#### [Data for this exercise]
---*---
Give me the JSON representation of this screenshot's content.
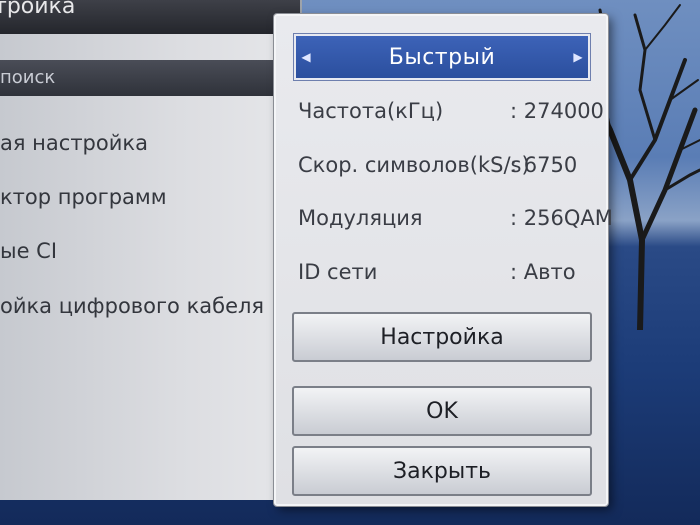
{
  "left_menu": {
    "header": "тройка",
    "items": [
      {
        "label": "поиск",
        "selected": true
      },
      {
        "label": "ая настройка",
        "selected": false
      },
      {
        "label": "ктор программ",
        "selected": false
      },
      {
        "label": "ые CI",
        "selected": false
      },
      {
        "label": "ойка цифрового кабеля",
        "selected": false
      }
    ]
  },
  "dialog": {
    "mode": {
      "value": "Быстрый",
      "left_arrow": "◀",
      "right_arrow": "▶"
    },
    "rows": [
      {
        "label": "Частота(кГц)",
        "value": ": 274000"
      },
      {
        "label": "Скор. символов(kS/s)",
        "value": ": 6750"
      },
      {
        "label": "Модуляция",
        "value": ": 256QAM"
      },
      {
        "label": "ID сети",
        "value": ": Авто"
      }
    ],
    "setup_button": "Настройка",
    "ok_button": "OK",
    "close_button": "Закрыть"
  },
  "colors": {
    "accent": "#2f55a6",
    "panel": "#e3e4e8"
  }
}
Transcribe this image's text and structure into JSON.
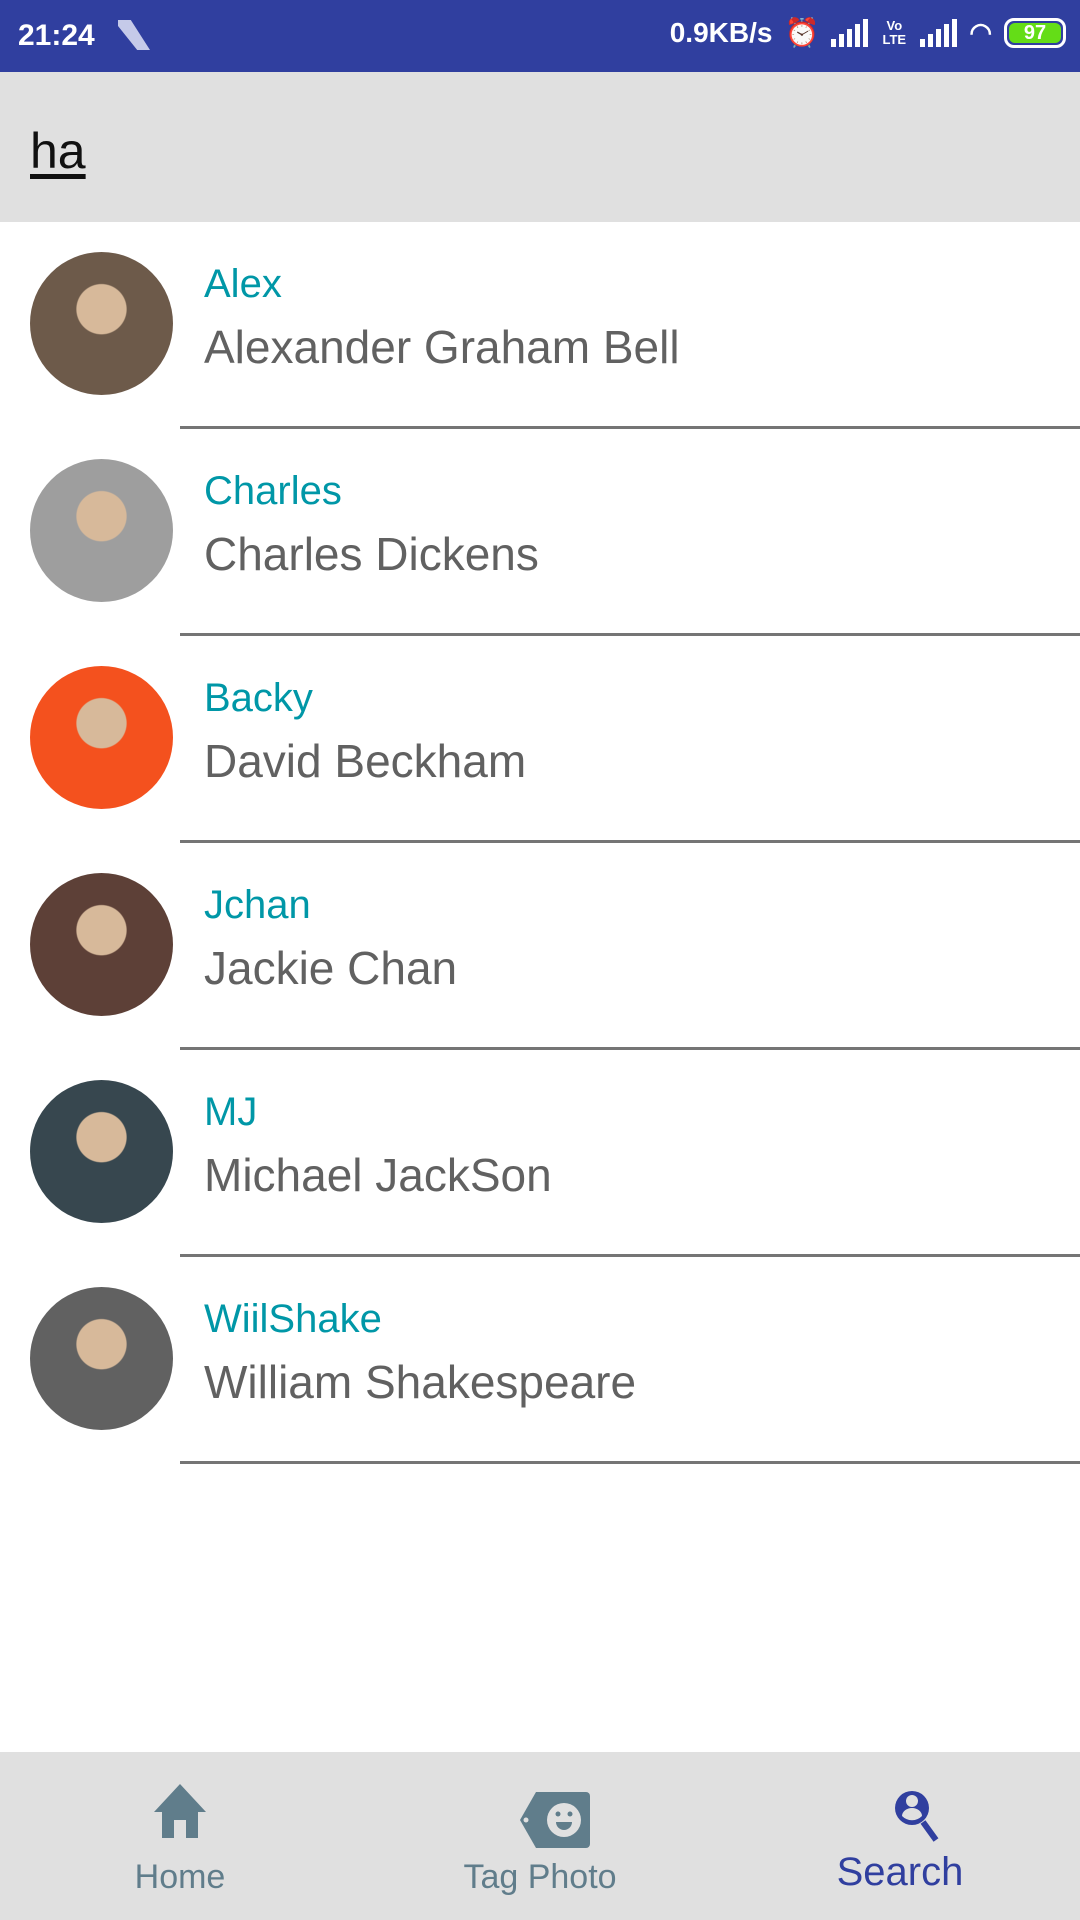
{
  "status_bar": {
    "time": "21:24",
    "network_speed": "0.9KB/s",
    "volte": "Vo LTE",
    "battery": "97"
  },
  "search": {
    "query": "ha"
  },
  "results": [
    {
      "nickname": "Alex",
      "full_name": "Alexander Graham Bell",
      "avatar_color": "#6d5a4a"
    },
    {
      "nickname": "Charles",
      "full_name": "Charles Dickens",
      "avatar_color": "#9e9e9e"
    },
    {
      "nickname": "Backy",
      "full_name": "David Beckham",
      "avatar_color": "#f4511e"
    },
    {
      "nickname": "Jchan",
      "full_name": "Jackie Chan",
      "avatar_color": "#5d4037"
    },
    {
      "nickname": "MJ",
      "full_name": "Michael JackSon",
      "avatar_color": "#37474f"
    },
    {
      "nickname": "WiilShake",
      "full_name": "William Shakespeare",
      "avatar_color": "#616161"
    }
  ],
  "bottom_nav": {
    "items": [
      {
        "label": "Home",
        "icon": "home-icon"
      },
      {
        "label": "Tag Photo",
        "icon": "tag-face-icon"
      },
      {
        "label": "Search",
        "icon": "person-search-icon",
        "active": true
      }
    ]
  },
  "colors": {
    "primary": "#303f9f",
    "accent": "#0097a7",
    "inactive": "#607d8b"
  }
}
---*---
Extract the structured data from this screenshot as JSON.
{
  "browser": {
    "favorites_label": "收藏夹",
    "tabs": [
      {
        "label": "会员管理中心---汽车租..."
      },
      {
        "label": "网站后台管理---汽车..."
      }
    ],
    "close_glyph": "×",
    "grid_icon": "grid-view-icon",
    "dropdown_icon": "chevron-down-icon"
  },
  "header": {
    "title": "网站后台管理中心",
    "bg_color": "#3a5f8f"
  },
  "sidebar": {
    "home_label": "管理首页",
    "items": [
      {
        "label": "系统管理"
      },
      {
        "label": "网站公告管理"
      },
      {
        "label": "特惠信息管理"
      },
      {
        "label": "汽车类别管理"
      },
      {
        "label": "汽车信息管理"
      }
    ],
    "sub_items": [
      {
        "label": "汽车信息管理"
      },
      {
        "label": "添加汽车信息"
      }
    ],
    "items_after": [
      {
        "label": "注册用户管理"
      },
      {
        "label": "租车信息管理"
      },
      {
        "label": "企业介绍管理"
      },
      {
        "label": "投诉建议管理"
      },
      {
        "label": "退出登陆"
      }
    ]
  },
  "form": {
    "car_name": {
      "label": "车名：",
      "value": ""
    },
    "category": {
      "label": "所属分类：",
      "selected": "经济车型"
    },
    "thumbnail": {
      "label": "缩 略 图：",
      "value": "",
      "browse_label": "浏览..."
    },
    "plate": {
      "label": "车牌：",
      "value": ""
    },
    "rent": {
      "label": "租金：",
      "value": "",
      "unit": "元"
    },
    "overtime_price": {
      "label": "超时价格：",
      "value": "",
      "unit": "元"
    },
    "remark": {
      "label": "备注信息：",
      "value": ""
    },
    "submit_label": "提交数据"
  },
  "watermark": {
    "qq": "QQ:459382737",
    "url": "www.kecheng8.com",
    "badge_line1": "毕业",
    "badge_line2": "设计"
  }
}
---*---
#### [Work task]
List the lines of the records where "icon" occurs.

#### [Output below]
        "icon": "home-icon"
        "icon": "tag-face-icon"
        "icon": "person-search-icon",
    "grid_icon": "grid-view-icon",
    "dropdown_icon": "chevron-down-icon"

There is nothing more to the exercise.